19 December 2013
A misunderstood community: Roma people in Wales
A training event was held in Cardiff recently to address safeguarding issues in East European Roma communities in Wales. While exact numbers of East European Roma in Wales are not known, conservative estimates put the number living in the UK at 200,000.
Roma history is an ancient, dramatic one of travel, persecution and survival. About 1,500 years ago the Roma left their homes in Northern India, and 600 years later began to migrate through the Balkans into Europe. The term Roma can lead one to assume these are Romanians, or perhaps gypsies, travellers etc but they are in contrast a sedentary ethnic group, living in various European nations.
One of the main reasons why exact numbers are not known is linked to the severe violence, imbedded poverty and harmful discrimination that they experience across Europe. Roma, Europe's largest ethnic group, often will not self-identify as such and those residing in the UK will prefer instead to say that they are Slovakian, Polish or Romanian, for example, in order to avoid being stereotyped and persecuted. To illustrate this, it is thought that of the hundreds of Roma currently in Cardiff schools, only about 6 per cent self-identify as Roma.
The media does its best to exacerbate negative stereotypes of Roma people. Remember the furore a few months ago when blonde haired children were discovered living among Roma communities in Greece and Ireland? DNA tests ultimately proved that the children were indeed of Roma ethnicity but the damage had been done and the stereotypical image of Roma as child-snatchers remained.
Regardless of whether or not one agrees with the UK's current policies on immigration and benefits, it must be remembered that Roma people from the EU enjoy freedom of movement within EU borders and are perfectly entitled to be here in the UK – just as UK citizens are able to live in countries such as Spain and France. Roma people migrate for various reasons – to flee persecution, for better employment prospects or a better quality of life – and should be treated with respect.
Many Roma are evangelical Christians, with Orthodox Christians also forming a significant part of Roma communities. This reality will present opportunities for evangelicals in Wales to establish links with Roma and probably some support services (eg ESOL classes) will spring up in a similar way to which churches have responded to the needs of asylum seekers and refugees.

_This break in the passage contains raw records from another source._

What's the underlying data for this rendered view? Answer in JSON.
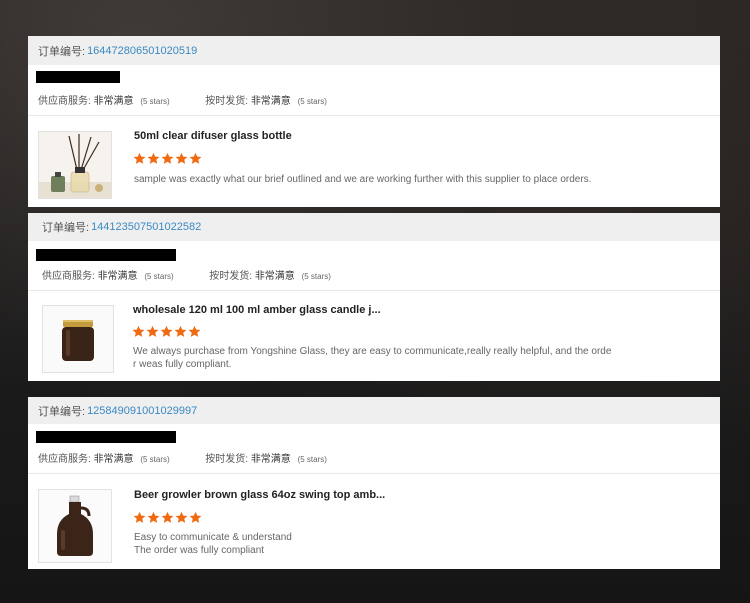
{
  "labels": {
    "order_no": "订单编号:",
    "supplier_service": "供应商服务:",
    "on_time_delivery": "按时发货:",
    "rating_value": "非常满意",
    "stars_text": "(5 stars)"
  },
  "colors": {
    "star": "#f06a12",
    "order_link": "#3a8ac4"
  },
  "icons": {
    "star": "star-icon"
  },
  "reviews": [
    {
      "order_number": "164472806501020519",
      "product_title": "50ml clear difuser glass bottle",
      "rating": 5,
      "comment_lines": [
        "sample was exactly what our brief outlined and we are working further with this supplier to place orders."
      ]
    },
    {
      "order_number": "144123507501022582",
      "product_title": "wholesale 120 ml 100 ml amber glass candle j...",
      "rating": 5,
      "comment_lines": [
        "We always purchase from Yongshine Glass, they are easy to communicate,really really helpful, and the orde",
        "r weas fully compliant."
      ]
    },
    {
      "order_number": "125849091001029997",
      "product_title": "Beer growler brown glass 64oz swing top amb...",
      "rating": 5,
      "comment_lines": [
        "Easy to communicate & understand",
        "The order was fully compliant"
      ]
    }
  ]
}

Roma people take on a number of different jobs in the UK but the Big Issue stands out as being a life-blood to the community. Roma fulfil the Big Issue's criteria for vendors (eg no recourse to public funds) and Newport is not untypically high in having 80 per cent of its vendors as Roma. Without the Big Issue the community would suffer further deprivation.
There are certainly challenges facing Roma communities – subjects such as mental and sexual health are often taboo among them which presents concerns, while unacceptably low numbers of Roma children complete their education. Therefore, the training provided by the Roma Support Group in Cardiff recently was a much-needed opportunity for front-line practitioners to learn how to better support a vulnerable and yet grossly misunderstood community in our midst.
Jim Stewart, public affairs and advocacy officer, and Emeline Makin, public affairs and advocacy policy assistant, Evangelical Alliance Wales.